The other "quartet" refered to earlier is the unlikely, but funny, combination of the four main adults in the series: Paula, Erik, Lynch and McGurk. The situation starts off funny enough with the coincidental encounter in the supermarket, that seemed at first concentrating on Paula since she was the first one in the area. The conversation was a good one between the four of them (with a lot of bean jokes all around), but suddenly becomes awkward when McGurk takes control of the plot, choosing to have the four of them come together again for dinner sometime. McGurk does try his best throughout the entire episode to try and bring the four of them together again, but he does seem more and more desperate as the episode goes along to making sure this happens. But then it gets really funny again in a climatic scene where the soccer coach starts "stalking" Erik in order to make sure that he goes through with this. (the first time I saw that scene, I was a tad shocked that he would go this far to make sure they get together, but this is McGurk we are dealing with) I sort of saw this plotline pretty much as McGurk's strange plea in creating lasting friendships with the people he knows, even if there are some he never really likes that much. (and we all know how well he and Lynch get along....) But the end of the episode had a very typical, yet funny, ending where McGurk and Erik finally do get together without the other two, but he leaves Melissa's father with the bill. (I know I probably didn't get everything that happened, but I do know that this plotline was overall more consistant in humor than the one involving Octavio)

Outside the main "plot" of this episode, we had a lot of interesting jokes that varied in humor. For one thing, I liked the parallel supermarket encounter that occurs parallel to the adult one between Brendon, Jason and Melissa, which while does seem somewhat conventional considering what else is going on, does get funny once we get to the trio trading coupons amongst each other. The two "movies" in the episode somewhat varied in quality: the "horror" movie, while somewhat creepily funny in a weird way, has been commented by someone else that it is a tad too sophisticated for someone of Brendon's talents. Personally, I don't know or not, but it did have a bit of humor even if it was a little predictable. The other "movie" (as well as the reaction to the first one by Lynch) continues the thread that Brendon sucks at history, with him turning Susan B. Anthony into a gun-toting woman who used forceful tactics in suffagation. That one was a lot funnier than the first, if only because of the continued theme. (and because Melissa, like Susan B., was "*****in'"!) Another continued thread from a previous episode was Brendon's desire for a pet...which hasn't gotten better since "Brendon Gets Rabies". Finally, in a small cameo appearance, is one of my favorite Walter and Perry scenes of all time! (there just something hilarious in comparing Melissa and Octavio's "waltz" to Walter and Perry running around acting goofy!) Overall, this was a pretty good episode, not perfect, but with its moments.

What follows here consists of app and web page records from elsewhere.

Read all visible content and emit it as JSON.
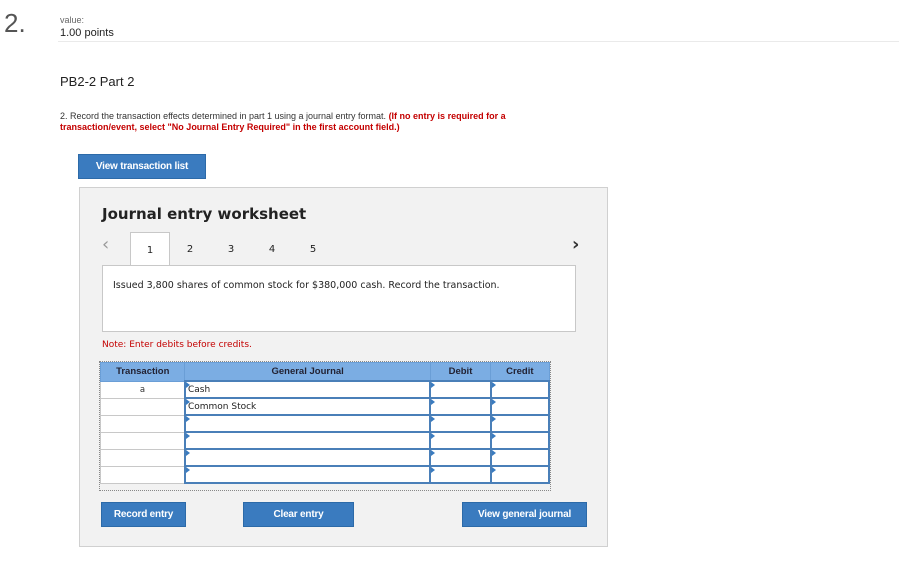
{
  "question": {
    "number": "2.",
    "value_label": "value:",
    "points": "1.00 points",
    "part_title": "PB2-2 Part 2",
    "instruction_num": "2.",
    "instruction_text": "Record the transaction effects determined in part 1 using a journal entry format.",
    "instruction_red": "(If no entry is required for a transaction/event, select \"No Journal Entry Required\" in the first account field.)"
  },
  "buttons": {
    "view_transaction_list": "View transaction list",
    "record_entry": "Record entry",
    "clear_entry": "Clear entry",
    "view_general_journal": "View general journal"
  },
  "worksheet": {
    "title": "Journal entry worksheet",
    "tabs": [
      "1",
      "2",
      "3",
      "4",
      "5"
    ],
    "active_tab": "1",
    "description": "Issued 3,800 shares of common stock for $380,000 cash. Record the transaction.",
    "note": "Note: Enter debits before credits.",
    "columns": [
      "Transaction",
      "General Journal",
      "Debit",
      "Credit"
    ],
    "rows": [
      {
        "transaction": "a",
        "account": "Cash",
        "debit": "",
        "credit": ""
      },
      {
        "transaction": "",
        "account": "Common Stock",
        "debit": "",
        "credit": ""
      },
      {
        "transaction": "",
        "account": "",
        "debit": "",
        "credit": ""
      },
      {
        "transaction": "",
        "account": "",
        "debit": "",
        "credit": ""
      },
      {
        "transaction": "",
        "account": "",
        "debit": "",
        "credit": ""
      },
      {
        "transaction": "",
        "account": "",
        "debit": "",
        "credit": ""
      }
    ]
  },
  "icons": {
    "prev": "chevron-left-icon",
    "next": "chevron-right-icon"
  },
  "colors": {
    "button_blue": "#3a7bbf",
    "header_blue": "#7bade3",
    "instruction_red": "#c40000"
  }
}
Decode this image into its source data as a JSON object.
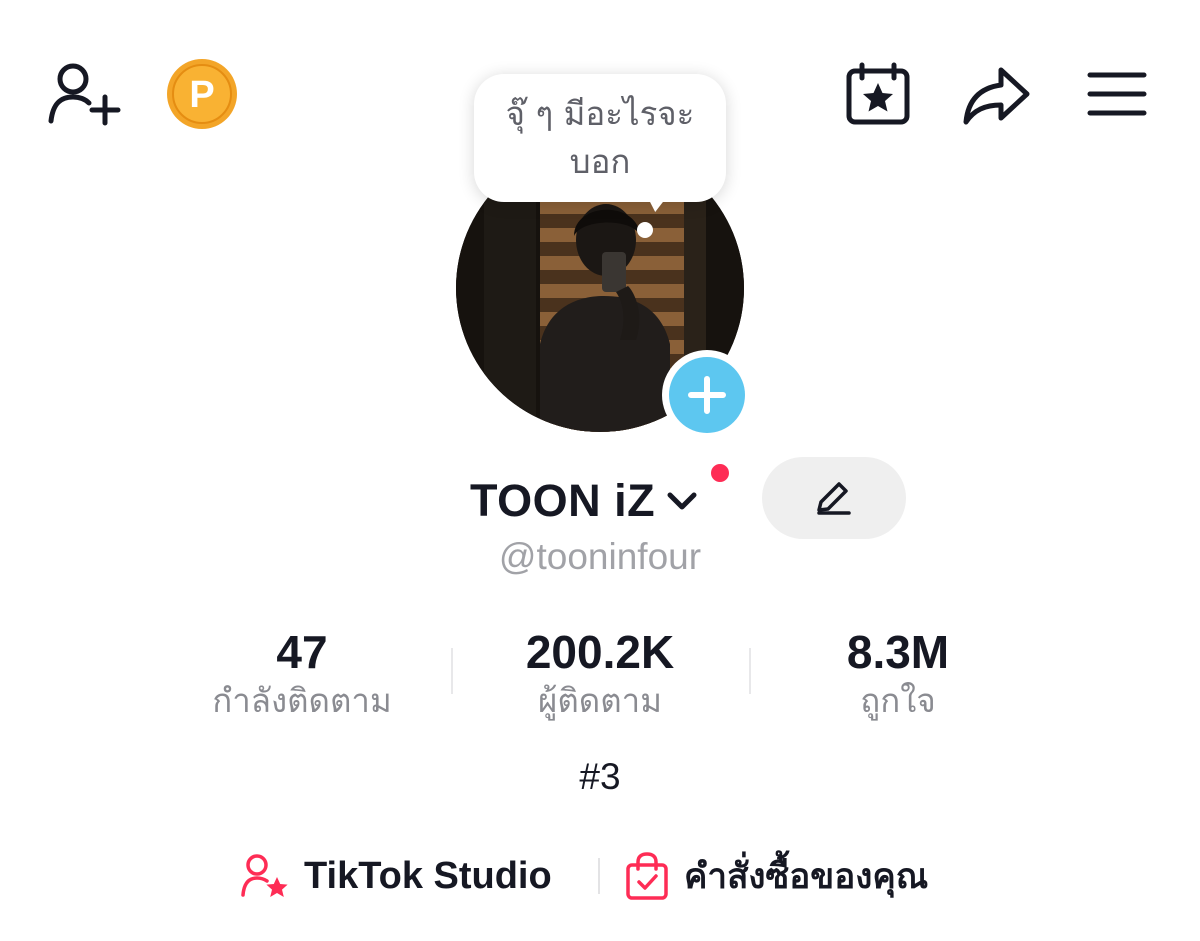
{
  "header": {
    "add_friend_icon": "person-plus-icon",
    "coin_icon": "coin-icon",
    "coin_letter": "P",
    "calendar_icon": "calendar-star-icon",
    "share_icon": "share-arrow-icon",
    "menu_icon": "hamburger-menu-icon"
  },
  "note": {
    "text": "จุ๊ ๆ มีอะไรจะบอก"
  },
  "profile": {
    "display_name": "TOON iZ",
    "username": "@tooninfour",
    "has_notification_dot": true,
    "edit_icon": "pencil-icon",
    "add_avatar_icon": "plus-icon"
  },
  "stats": {
    "following": {
      "value": "47",
      "label": "กำลังติดตาม"
    },
    "followers": {
      "value": "200.2K",
      "label": "ผู้ติดตาม"
    },
    "likes": {
      "value": "8.3M",
      "label": "ถูกใจ"
    }
  },
  "bio": "#3",
  "links": {
    "studio": {
      "label": "TikTok Studio",
      "icon": "person-star-icon"
    },
    "orders": {
      "label": "คำสั่งซื้อของคุณ",
      "icon": "shopping-bag-check-icon"
    }
  },
  "colors": {
    "accent_red": "#fe2c55",
    "add_blue": "#5dc7f0",
    "coin_orange": "#f7a21b"
  }
}
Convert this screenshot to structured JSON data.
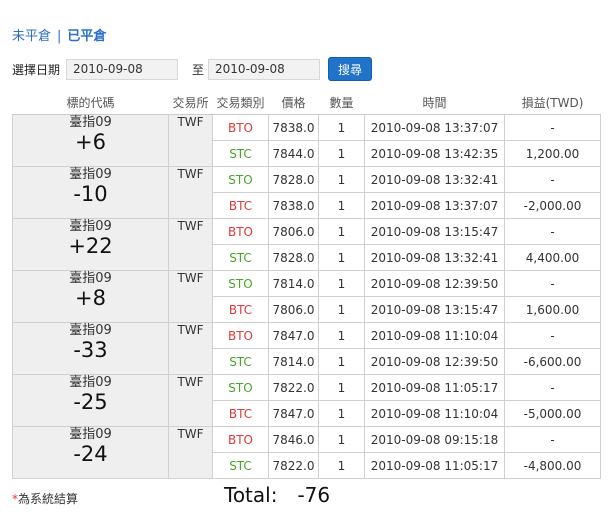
{
  "tabs": {
    "open_label": "未平倉",
    "closed_label": "已平倉"
  },
  "datebar": {
    "label": "選擇日期",
    "from": "2010-09-08",
    "to_label": "至",
    "to": "2010-09-08",
    "search_label": "搜尋"
  },
  "columns": [
    "標的代碼",
    "交易所",
    "交易類別",
    "價格",
    "數量",
    "時間",
    "損益(TWD)"
  ],
  "groups": [
    {
      "symbol": "臺指09",
      "points": "+6",
      "exchange": "TWF",
      "rows": [
        {
          "type": "BTO",
          "price": "7838.0",
          "qty": "1",
          "time": "2010-09-08 13:37:07",
          "pl": "-"
        },
        {
          "type": "STC",
          "price": "7844.0",
          "qty": "1",
          "time": "2010-09-08 13:42:35",
          "pl": "1,200.00"
        }
      ]
    },
    {
      "symbol": "臺指09",
      "points": "-10",
      "exchange": "TWF",
      "rows": [
        {
          "type": "STO",
          "price": "7828.0",
          "qty": "1",
          "time": "2010-09-08 13:32:41",
          "pl": "-"
        },
        {
          "type": "BTC",
          "price": "7838.0",
          "qty": "1",
          "time": "2010-09-08 13:37:07",
          "pl": "-2,000.00"
        }
      ]
    },
    {
      "symbol": "臺指09",
      "points": "+22",
      "exchange": "TWF",
      "rows": [
        {
          "type": "BTO",
          "price": "7806.0",
          "qty": "1",
          "time": "2010-09-08 13:15:47",
          "pl": "-"
        },
        {
          "type": "STC",
          "price": "7828.0",
          "qty": "1",
          "time": "2010-09-08 13:32:41",
          "pl": "4,400.00"
        }
      ]
    },
    {
      "symbol": "臺指09",
      "points": "+8",
      "exchange": "TWF",
      "rows": [
        {
          "type": "STO",
          "price": "7814.0",
          "qty": "1",
          "time": "2010-09-08 12:39:50",
          "pl": "-"
        },
        {
          "type": "BTC",
          "price": "7806.0",
          "qty": "1",
          "time": "2010-09-08 13:15:47",
          "pl": "1,600.00"
        }
      ]
    },
    {
      "symbol": "臺指09",
      "points": "-33",
      "exchange": "TWF",
      "rows": [
        {
          "type": "BTO",
          "price": "7847.0",
          "qty": "1",
          "time": "2010-09-08 11:10:04",
          "pl": "-"
        },
        {
          "type": "STC",
          "price": "7814.0",
          "qty": "1",
          "time": "2010-09-08 12:39:50",
          "pl": "-6,600.00"
        }
      ]
    },
    {
      "symbol": "臺指09",
      "points": "-25",
      "exchange": "TWF",
      "rows": [
        {
          "type": "STO",
          "price": "7822.0",
          "qty": "1",
          "time": "2010-09-08 11:05:17",
          "pl": "-"
        },
        {
          "type": "BTC",
          "price": "7847.0",
          "qty": "1",
          "time": "2010-09-08 11:10:04",
          "pl": "-5,000.00"
        }
      ]
    },
    {
      "symbol": "臺指09",
      "points": "-24",
      "exchange": "TWF",
      "rows": [
        {
          "type": "BTO",
          "price": "7846.0",
          "qty": "1",
          "time": "2010-09-08 09:15:18",
          "pl": "-"
        },
        {
          "type": "STC",
          "price": "7822.0",
          "qty": "1",
          "time": "2010-09-08 11:05:17",
          "pl": "-4,800.00"
        }
      ]
    }
  ],
  "footer": {
    "star": "*",
    "note": "為系統結算"
  },
  "total": {
    "label": "Total:",
    "value": "-76"
  },
  "colors": {
    "red": "#e03a3a",
    "green": "#4aa62a",
    "link": "#2a6fc9",
    "button": "#1f73c8"
  }
}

The Landstander: I have to go with the general opinion, definetely not one of their best. Of the two plots, McGuirk's is definetely better, but it's still not that great.

The Octavio thing was, in total, just silly. They've already done the Yoko aspect in "Yoko", the character himself wasn't very funny. And the idea of him wanting to make movies with Brendon Small feels like an idea from a completely different show. The Susan B. Anthony movie was cool (and the initial joke of Brendon using it as a report was pretty funny), but everything else was a bore.

McGuirk does indeed have some funny scenes here, at least. The initial scenes in the grocery store were very funny and seemed to ring true; I liked how Paula seemed to paying more attention to Josie by the end of everything. McGuirk's insistance on a dinner meeting is funny, though the episode doesn't seem to take it beyond that. The ending hits a nice note too, with Erik showing up and McGuirk pulling a 180.

Yeah, I pretty said what Shnay already said. A mediocre episode.

I'm in my car, holding binoculars...